February 24th 2016

How to Counter 5 Common Misconceptions About BPM

In our last post, we described 4 tactics that would help you achieve buy-in for your business process management (BPM) initiative. The last of these recommendations was to anticipate specific hesitations your colleagues would have about BPM’s value and implementation. For this blog, we’ll dive a bit further into that topic, providing you with the ammo to counter some of the most likely roadblocks you will encounter.

We don’t have the kind of money for this type of solution. It’s a common misconception that BPM initiatives are expensive to get started on. Explain that small- and medium-sized businesses can absolutely profit from BPM with a limited number of modelers, particularly with the emergence of cloud-based solutions. You should also mention in your response that one of the biggest benefits of BPM is the reduction of operating costs through automation and increased efficiency. A well-run BPM initiative will always quickly make up for its initial price – the more cost-conscious you are, the more you should love BPM!

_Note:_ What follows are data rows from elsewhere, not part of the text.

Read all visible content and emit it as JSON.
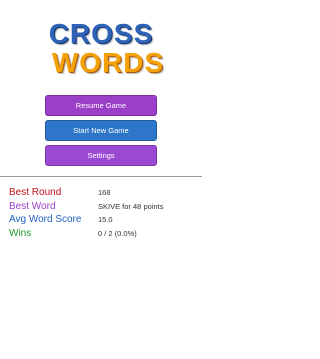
{
  "logo": {
    "line1": "CROSS",
    "line2": "WORDS"
  },
  "menu": {
    "resume_label": "Resume Game",
    "new_label": "Start New Game",
    "settings_label": "Settings"
  },
  "stats": [
    {
      "label": "Best Round",
      "value": "168",
      "color": "#c4101a"
    },
    {
      "label": "Best Word",
      "value": "SKIVE for 48 points",
      "color": "#9b41c9"
    },
    {
      "label": "Avg Word Score",
      "value": "15.0",
      "color": "#1f5fc0"
    },
    {
      "label": "Wins",
      "value": "0 / 2 (0.0%)",
      "color": "#1f9a2e"
    }
  ],
  "colors": {
    "logo_cross": "#2f63b8",
    "logo_words": "#f5a20a",
    "resume_button": "#9b3ec8",
    "new_game_button": "#2d76c9",
    "settings_button": "#9a4ad1"
  }
}
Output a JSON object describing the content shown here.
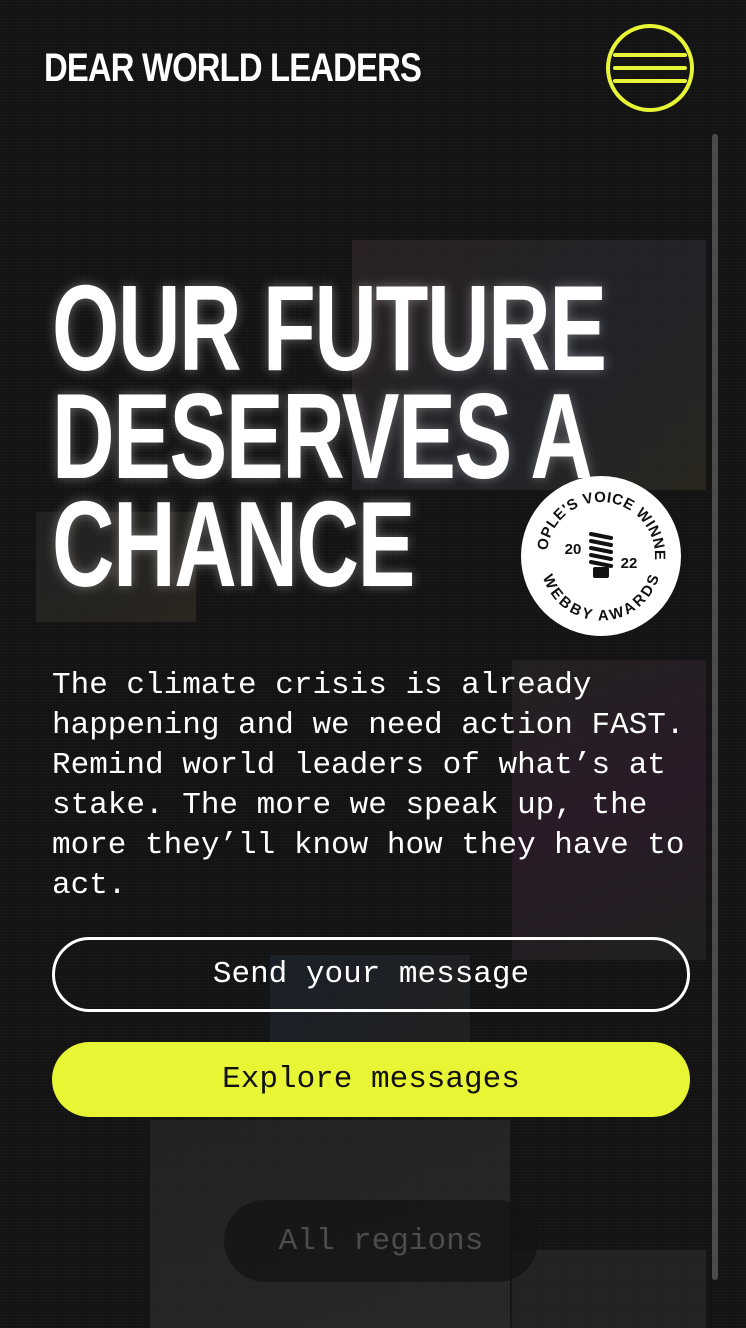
{
  "header": {
    "logo": "DEAR WORLD LEADERS",
    "menu_icon": "hamburger-menu-icon"
  },
  "hero": {
    "title_lines": [
      "OUR FUTURE",
      "DESERVES A",
      "CHANCE"
    ],
    "body": "The climate crisis is already happening and we need action FAST. Remind world leaders of what’s at stake. The more we speak up, the more they’ll know how they have to act."
  },
  "badge": {
    "top_text": "PEOPLE'S VOICE WINNER",
    "bottom_text": "WEBBY AWARDS",
    "year_left": "20",
    "year_right": "22",
    "icon": "webby-spring-trophy-icon"
  },
  "actions": {
    "send_label": "Send your message",
    "explore_label": "Explore messages"
  },
  "filter": {
    "region_label": "All regions"
  },
  "colors": {
    "accent": "#e7f535",
    "background": "#111111",
    "text": "#ffffff"
  }
}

We don’t have any modeling experts here, so we can’t even use the software correctly. BPM tools are getting more and more intuitive to use, with drag-and-drop features that require no programming background. There is also wealth of material available online to help beginners. Between process quality institutes, thought-leaders and solutions providers themselves, a huge bank of resources exists for the BPM newbie to get up to speed quickly. If you do a bit of modeling homework beforehand, you will impress colleagues by communicating the basic mechanics of BPM and serve as an example of how easy it is to get started.

This will change our company culture and make us less agile and innovative. Documenting and optimizing processes is not about limiting flexibility or turning your staff into robots carrying out task after task. In fact, BPM frees up your employees to use their most valuable skills, automating repeated, labor-intensive work and outlining responsibilities clearly. If a process needs changing because of an external factor (ie. new regulations, shifts in demand), companies who don’t use BPM are often left scrambling to figure out what needs to be done. This wastes time your organization can’t afford! Using process models allows you to immediately identify the steps in a workflow needing alteration, making you far more agile than before.

I’ve never heard of any of our competitors doing this. If that’s true, then great! It means your organization can be the first in the space to run at optimal efficiency. In all likelihood, however, this is not the case. BPM initiatives aren’t typically the type of moves that make for flashy press releases or self-congratulatory social media posts. Rather, you can tell which companies are managing their processes by looking towards the head of the pack, and to any newcomers with exceptionally satisfied customers. The best-in-class for your industry are almost certainly engaged in some form of process management, whether you realize it or not.

There’s nothing wrong, and change would be too difficult anyway. This is often the most difficult hurdle to overcome, as it involves changing someone’s deep-rooted perception of the way a business is operating. Decision-makers have often been in an organization for many years, and after a while this makes avoidable problems seem like facts of doing business. The best way to counter these notions is to bring in other employees with first-hand experiences that can help make your case. Take for example a hiring manager who spends most of her time doing employee on-boarding because your legacy systems require lengthy manual data entry. Instead of devising new ways to attract the best and brightest thinkers to your organization, the manager is inundated with forms to fill out and submit. These sort of tangible stories from real employees give a face to otherwise invisible issues.

All good, new ideas are bound to be met with some resistance. But your colleague’s concerns will bring out the best in your idea, forcing you to think critically about whether it is necessary or feasible. If you’re hit with any of the challenges listed above, you should now have the confidence to effectively counter and persuade the BPM-doubters in your organization.

If all else fails, there’s one tactic that should be sure to work: a free trial! Check out Signavio’s 30-day trial today, and use this time as a testing ground to prove your BPM initiative is a worthy one!